- Generate Upcycle is threatening to shut down an anaerobic digester in Fremont, Michigan, by the end of the year over a permitting disagreement with the state’s Department of Environment, Great Lakes, and Energy. The company would lay off 17 workers and remove more than 150,000 tons of annual organics processing capacity from the state if it closed the site.
- Michigan’s EGLE is developing a groundwater permit process for the Fremont Regional Digestor’s digestate for the first time. At a press conference Thursday, Generate Upcycle President Bill Caesar said such a permit would require new controls that are cost prohibitive to the operation.
- The agency’s director, Phillip Roos, said in a letter to Caesar on Thursday that EGLE staff thinks the facility’s digestate may have become more liquid over time and doesn’t contain enough nutrients to qualify as fertilizer. He said the agency would continue to work with Upcycle on a path forward.
The Fremont Regional Digester has had a troubled history since it first came online in 2012. Originally financed by Novi Energy, the $22 million plant went into receivership after three years as the company failed to cover upfront costs, according to Crain’s Grand Rapids. Generate Capital, which owns Upcycle, acquired the plant in 2017 and brought it back online.
The plant has produced biogas and liquid and solid fertilizers under Upcycle’s direction. It generates 2.85 MW of electricity annually, taking in “farm, animal, food processing, and consumer food waste,” according to its website.
Caesar said the plant was initially regulated by the Michigan Department of Agriculture & Rural Development, and it has continued to receive support from the state agency — earlier this year, Generate Upcycle received a grant from MDARD that the company said it would use to construct a free food waste drop-off location for residents at the Fremont facility.
On Thursday, Caesar said Upcycle had also worked effectively with EGLE for several years after it began operating the Fremont Regional Digester. But as a result of the increased scrutiny, he called for the primary regulator of the facility to be MDARD, rather than EGLE’s Water Resources Division, claiming, “There is no record that any digestate that we have applied has ever affected groundwater.”
But Roos said in his letter that the product coming from the Fremont Regional Digester did not contain enough nutrients to be classified as a commercial fertilizer as the company had requested, and that it instead must be regulated for its liquid components.
EGLE has offered to extend the facility’s current permit until March or potentially later on a temporary basis as it works to finalize new permit requirements. But Caesar said he didn’t want to build up digestate only to be denied the ability to land apply it in the new year.
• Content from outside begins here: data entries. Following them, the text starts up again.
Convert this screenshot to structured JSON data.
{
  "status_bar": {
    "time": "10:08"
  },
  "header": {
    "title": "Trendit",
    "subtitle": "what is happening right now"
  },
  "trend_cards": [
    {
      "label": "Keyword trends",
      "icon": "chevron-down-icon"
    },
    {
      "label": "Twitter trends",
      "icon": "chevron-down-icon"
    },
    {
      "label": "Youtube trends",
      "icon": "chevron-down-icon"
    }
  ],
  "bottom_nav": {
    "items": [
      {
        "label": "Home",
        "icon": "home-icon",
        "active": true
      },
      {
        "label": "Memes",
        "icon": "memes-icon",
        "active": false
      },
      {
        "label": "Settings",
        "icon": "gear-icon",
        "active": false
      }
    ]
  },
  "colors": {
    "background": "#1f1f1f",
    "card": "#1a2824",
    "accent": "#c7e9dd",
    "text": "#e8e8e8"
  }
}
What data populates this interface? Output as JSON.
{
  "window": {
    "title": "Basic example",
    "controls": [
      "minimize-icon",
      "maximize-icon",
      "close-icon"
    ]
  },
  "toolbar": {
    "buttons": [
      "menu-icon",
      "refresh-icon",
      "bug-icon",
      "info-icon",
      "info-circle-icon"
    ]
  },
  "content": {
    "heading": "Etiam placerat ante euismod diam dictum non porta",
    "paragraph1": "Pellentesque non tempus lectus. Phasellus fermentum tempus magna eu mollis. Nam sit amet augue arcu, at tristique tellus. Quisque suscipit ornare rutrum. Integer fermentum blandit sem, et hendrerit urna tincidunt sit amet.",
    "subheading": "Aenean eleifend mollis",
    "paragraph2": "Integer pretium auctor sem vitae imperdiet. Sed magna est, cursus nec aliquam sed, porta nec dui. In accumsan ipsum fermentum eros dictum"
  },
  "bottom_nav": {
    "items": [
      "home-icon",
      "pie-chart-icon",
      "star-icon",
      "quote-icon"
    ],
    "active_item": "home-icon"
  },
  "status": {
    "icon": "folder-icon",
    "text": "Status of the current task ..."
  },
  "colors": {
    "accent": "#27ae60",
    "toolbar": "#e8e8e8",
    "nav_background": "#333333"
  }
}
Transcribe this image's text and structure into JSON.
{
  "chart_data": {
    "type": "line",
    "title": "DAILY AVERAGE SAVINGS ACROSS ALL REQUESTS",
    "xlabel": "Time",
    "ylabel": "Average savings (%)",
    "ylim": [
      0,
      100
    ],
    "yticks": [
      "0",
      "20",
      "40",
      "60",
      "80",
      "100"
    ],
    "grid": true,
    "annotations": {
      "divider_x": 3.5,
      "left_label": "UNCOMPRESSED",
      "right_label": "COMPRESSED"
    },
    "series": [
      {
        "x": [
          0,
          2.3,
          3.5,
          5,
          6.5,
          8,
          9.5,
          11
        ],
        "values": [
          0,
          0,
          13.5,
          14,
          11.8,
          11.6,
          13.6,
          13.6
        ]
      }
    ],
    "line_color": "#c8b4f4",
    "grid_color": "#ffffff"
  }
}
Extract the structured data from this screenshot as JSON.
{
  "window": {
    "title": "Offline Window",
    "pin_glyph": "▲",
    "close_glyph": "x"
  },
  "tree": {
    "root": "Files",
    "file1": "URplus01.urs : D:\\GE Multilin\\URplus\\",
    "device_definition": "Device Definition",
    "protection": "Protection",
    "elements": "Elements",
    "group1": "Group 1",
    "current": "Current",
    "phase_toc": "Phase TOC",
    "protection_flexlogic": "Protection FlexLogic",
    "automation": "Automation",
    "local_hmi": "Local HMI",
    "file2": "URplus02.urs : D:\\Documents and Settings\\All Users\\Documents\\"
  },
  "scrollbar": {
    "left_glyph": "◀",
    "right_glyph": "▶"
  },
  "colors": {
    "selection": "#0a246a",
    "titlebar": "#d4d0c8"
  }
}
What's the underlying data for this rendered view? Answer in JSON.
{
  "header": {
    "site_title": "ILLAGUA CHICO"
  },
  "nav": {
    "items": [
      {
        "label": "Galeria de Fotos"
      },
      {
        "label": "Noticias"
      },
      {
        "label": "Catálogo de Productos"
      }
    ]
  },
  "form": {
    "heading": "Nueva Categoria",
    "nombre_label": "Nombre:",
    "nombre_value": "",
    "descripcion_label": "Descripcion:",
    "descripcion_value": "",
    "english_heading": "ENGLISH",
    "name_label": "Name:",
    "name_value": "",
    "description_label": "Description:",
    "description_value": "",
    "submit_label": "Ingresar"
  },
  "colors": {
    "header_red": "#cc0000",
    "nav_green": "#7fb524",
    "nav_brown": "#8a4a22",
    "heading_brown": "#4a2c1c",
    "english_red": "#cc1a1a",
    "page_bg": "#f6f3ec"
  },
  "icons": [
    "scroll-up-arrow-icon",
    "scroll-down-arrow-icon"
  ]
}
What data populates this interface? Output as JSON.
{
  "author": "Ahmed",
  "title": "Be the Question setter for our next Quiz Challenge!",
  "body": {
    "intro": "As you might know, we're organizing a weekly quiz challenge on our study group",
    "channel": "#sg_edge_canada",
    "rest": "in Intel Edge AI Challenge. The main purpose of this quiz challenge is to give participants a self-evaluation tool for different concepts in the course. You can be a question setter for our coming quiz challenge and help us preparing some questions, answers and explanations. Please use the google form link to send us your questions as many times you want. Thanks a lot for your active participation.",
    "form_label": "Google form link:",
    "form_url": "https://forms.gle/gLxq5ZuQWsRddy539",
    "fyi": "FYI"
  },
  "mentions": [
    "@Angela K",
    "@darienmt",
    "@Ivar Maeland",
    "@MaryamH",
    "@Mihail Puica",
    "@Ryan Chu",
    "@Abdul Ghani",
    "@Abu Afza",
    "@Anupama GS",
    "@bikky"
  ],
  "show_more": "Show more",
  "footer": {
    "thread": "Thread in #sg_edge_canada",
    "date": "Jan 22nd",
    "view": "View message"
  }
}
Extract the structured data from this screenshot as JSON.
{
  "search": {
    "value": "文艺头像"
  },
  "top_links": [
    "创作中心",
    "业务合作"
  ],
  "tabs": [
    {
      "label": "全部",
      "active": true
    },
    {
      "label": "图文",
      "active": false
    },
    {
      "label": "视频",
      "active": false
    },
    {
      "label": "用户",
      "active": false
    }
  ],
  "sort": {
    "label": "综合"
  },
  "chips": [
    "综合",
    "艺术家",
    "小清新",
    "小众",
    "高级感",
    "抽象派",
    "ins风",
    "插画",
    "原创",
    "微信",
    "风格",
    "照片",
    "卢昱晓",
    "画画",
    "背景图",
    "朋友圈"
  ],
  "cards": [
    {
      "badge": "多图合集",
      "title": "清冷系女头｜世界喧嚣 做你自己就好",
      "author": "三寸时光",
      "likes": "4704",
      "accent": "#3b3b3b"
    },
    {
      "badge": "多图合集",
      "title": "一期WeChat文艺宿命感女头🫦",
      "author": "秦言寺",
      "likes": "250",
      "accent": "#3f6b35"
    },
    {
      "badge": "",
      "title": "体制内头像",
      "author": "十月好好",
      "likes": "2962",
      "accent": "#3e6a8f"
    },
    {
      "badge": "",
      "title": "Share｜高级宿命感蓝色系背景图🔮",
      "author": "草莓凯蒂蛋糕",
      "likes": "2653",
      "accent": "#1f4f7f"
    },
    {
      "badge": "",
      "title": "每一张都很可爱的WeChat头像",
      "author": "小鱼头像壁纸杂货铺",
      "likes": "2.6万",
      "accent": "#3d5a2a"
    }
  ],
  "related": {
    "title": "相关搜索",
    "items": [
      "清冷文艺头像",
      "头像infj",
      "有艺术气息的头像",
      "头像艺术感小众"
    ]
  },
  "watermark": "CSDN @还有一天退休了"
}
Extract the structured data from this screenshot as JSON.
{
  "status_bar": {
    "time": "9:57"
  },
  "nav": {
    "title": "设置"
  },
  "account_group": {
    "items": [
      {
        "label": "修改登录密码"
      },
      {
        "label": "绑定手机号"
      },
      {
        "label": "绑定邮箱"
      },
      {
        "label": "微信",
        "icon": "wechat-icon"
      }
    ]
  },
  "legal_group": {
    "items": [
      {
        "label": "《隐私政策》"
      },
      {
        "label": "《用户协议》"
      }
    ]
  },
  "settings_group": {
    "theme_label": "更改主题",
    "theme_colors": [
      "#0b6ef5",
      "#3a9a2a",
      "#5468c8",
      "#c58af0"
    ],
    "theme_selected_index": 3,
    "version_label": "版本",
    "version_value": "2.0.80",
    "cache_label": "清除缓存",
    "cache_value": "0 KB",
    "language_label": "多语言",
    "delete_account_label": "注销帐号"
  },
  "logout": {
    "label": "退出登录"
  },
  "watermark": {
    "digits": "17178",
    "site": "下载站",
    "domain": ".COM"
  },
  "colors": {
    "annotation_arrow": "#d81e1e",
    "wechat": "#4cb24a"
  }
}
The state first began the new permit process in December 2021, Caesar said. According to the agency’s letter, EGLE staff began to scrutinize the Fremont facility more closely in part because of odor and runoff complaints from nearby residents. Caesar said that Upcycle had addressed those complaints by investing about $1 million to build lagoons. But those, too, drew scrutiny from EGLE and led it to believe that the digestate from Fremont has become more liquid over time.
Roos acknowledged in the letter that the agency is still trying to understand the facility’s regulatory history. He noted that the “decisions made by the previous administration on the applicability of the [facility’s previous agricultural use permit] were likely based on different digestate characteristics than the digestate the facility produces today.” Michigan Gov. Gretchen Whitmer took office in 2019.
The letter also noted the Fremont facility is “not currently profitable and has been operating a deficit since Generate acquired the property.” Roos expressed a commitment to working with Upcycle to find a way for the facility to be successful, but said “we cannot compromise legally required and necessary environmental and public protections.”
Caesar denied that the feedstock or Fremont's resulting digestate has changed in consistency over time. He said in addition to the impact on Upcycle, the enhanced regulations would be a loss to farmers who use the facility’s products.
“Farmers who choose to use our liquid fertilizer on their fields would lose their ability to make their own agronomic decisions,” Caesar said. “Those farmers who elect to use our digestate, a sustainable, organic fertilizer ... will essentially be penalized by the state of Michigan.”
The state’s climate plan set a goal to cut food waste in half by 2030, echoing national and international goals that have been set by other public and private stakeholders. Michigan is also now on a path to achieve 100% clean energy by 2040 following a suite of bills signed into law by the governor earlier this week.
Caesar cited that legislative package, which included a clean energy bill that supports the use of methane digesters, when noting what would be lost with the facility’s closure.
“The Fremont Regional Digester plays a critical role in helping Michigan meet the climate goals that the governor just signed into law this week, but it’s also a critical piece of the economy and supports local communities,” Caesar said.
The Fremont Regional Digester plans to stop accepting food waste on Dec. 29, Upcycle announced. Caesar said he hoped to come to a resolution with regulators that would allow the company to continue operating the plant. In addition to the Fremont facility, the company also owns anaerobic digestors in New York and Ontario.